In preparation for the holiday of Sukkot, our 4th and 5th grade students learned about the laws of building a Sukkah with their Jewish Studies Teacher, Ms. Dominguez. The requirements for building a Sukkah are numerous but most center around an attempt to recreate an experience that the Ancient Israelites had in the wilderness. That experience can largely be summed up in the following way: Even though the wilderness was frightening, the Israelites felt protected by G-d. Thus, the primary goal of sitting in the Sukkah is effective. We are meant to feel somewhat vulnerable but also somewhat protected.
Indeed, the walls of the Sukkah can’t be too high, or else they would provide too much shade. Nor, can they be too short or else they would not offer enough shade from the sun. Similarly, the roof of the Sukkah cannot offer so much shade that one would not be able to see the stars. However, the roof must offer enough shade from the sun and be able to withstand most strong winds. All of these laws point to a concerted attempt to create an emotional and physical balance for us where we feel both vulnerable and protected.
I have been thinking about how teachers have to strike this balance as well. Of course, students must feel safe in their learning environments. However, teachers need to work hard for students to feel a little bit uncomfortable in their learning environments. Students need to feel that they are being stretched, that they are able to take risks and that they are not always given every single tool or step necessary to solve a problem. At the same time, they need to know that their teachers are their to support them, that mistakes are welcomed and appreciated in their communities, and that they always have someone to go to if they get stuck.

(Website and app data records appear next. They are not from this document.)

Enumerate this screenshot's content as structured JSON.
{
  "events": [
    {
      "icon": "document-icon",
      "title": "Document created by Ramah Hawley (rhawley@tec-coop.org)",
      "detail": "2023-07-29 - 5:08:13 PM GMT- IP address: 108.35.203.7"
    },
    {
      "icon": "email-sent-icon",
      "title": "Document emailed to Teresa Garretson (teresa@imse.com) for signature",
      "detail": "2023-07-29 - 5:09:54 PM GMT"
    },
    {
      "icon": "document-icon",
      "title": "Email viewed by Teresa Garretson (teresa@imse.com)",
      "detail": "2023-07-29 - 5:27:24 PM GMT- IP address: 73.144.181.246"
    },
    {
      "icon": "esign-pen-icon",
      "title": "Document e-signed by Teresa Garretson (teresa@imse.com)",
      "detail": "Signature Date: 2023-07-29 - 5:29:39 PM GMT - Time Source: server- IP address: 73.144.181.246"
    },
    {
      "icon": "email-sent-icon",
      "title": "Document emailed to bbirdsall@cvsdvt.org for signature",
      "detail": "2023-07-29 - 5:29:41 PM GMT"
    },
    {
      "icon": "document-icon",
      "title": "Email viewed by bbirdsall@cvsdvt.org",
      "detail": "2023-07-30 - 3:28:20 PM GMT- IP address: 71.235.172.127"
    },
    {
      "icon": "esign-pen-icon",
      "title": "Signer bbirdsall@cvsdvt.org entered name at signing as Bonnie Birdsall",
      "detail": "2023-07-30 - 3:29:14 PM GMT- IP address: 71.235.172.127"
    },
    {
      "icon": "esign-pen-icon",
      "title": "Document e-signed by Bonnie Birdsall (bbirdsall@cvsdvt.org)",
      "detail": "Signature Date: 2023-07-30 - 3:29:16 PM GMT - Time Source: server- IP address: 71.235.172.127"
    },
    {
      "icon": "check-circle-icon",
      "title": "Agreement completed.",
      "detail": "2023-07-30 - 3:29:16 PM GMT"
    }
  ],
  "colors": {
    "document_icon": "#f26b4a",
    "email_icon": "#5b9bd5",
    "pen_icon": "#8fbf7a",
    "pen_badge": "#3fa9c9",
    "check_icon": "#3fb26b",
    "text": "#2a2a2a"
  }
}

This past week, I saw our teachers creating these “Sukkah” like environments in their classrooms. In Kindergarten, I saw Ms. Debra teach students the skill of inference while practicing estimating the number of beans in a jar. At some point in the lesson, the students were far off in their estimations, and although the teacher could have given the students obvious hints to get a more accurate answer, she chose to have them count the beans and form an empirical, student-driven understanding of the concept of inference in estimation. Similarly in 4th grade, students were conducting an experiment with Ms. Braitman and were tasked with determining the impact of different masses of water on a land formation. Students were given very few hints on the accurate answers and assessments of the experiment. Ms. Braitman masterfully led them in an exercise where they made incorrect assumptions about the experiment and learned by reflecting on their thinking.
As we continue celebrating this beautiful holiday, let us all think about how we can bring the spirit of balancing vulnerability with safety to our lives and the way we learn.